ASSIGNMENT:
Please write out the data below once more, exactly as it stands.

Dataset rows describing interfaces:
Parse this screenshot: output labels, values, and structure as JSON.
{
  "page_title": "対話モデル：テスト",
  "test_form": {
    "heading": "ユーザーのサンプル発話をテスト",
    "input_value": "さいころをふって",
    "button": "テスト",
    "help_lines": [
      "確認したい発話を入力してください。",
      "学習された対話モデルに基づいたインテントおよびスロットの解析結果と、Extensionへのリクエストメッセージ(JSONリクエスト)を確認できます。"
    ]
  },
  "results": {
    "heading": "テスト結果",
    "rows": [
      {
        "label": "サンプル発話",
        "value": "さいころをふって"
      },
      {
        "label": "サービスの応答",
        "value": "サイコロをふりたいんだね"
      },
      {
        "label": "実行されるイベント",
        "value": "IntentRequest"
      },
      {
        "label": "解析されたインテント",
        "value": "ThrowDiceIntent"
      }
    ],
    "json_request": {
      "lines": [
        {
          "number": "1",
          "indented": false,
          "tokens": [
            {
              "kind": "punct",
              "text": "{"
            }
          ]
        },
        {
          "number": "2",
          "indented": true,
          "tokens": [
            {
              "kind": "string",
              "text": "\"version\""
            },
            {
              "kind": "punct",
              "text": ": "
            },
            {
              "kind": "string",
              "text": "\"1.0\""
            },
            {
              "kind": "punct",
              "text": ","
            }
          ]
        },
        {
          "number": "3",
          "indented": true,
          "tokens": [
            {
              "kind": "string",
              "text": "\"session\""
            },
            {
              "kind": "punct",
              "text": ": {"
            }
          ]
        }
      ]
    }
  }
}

SOLUTION:
Parse this screenshot: output labels, values, and structure as JSON.
{
  "page_title": "対話モデル：テスト",
  "test_form": {
    "heading": "ユーザーのサンプル発話をテスト",
    "input_value": "さいころをふって",
    "button": "テスト",
    "help_lines": [
      "確認したい発話を入力してください。",
      "学習された対話モデルに基づいたインテントおよびスロットの解析結果と、Extensionへのリクエストメッセージ(JSONリクエスト)を確認できます。"
    ]
  },
  "results": {
    "heading": "テスト結果",
    "rows": [
      {
        "label": "サンプル発話",
        "value": "さいころをふって"
      },
      {
        "label": "サービスの応答",
        "value": "サイコロをふりたいんだね"
      },
      {
        "label": "実行されるイベント",
        "value": "IntentRequest"
      },
      {
        "label": "解析されたインテント",
        "value": "ThrowDiceIntent"
      }
    ],
    "json_request": {
      "lines": [
        {
          "number": "1",
          "indented": false,
          "tokens": [
            {
              "kind": "punct",
              "text": "{"
            }
          ]
        },
        {
          "number": "2",
          "indented": true,
          "tokens": [
            {
              "kind": "string",
              "text": "\"version\""
            },
            {
              "kind": "punct",
              "text": ": "
            },
            {
              "kind": "string",
              "text": "\"1.0\""
            },
            {
              "kind": "punct",
              "text": ","
            }
          ]
        },
        {
          "number": "3",
          "indented": true,
          "tokens": [
            {
              "kind": "string",
              "text": "\"session\""
            },
            {
              "kind": "punct",
              "text": ": {"
            }
          ]
        }
      ]
    }
  }
}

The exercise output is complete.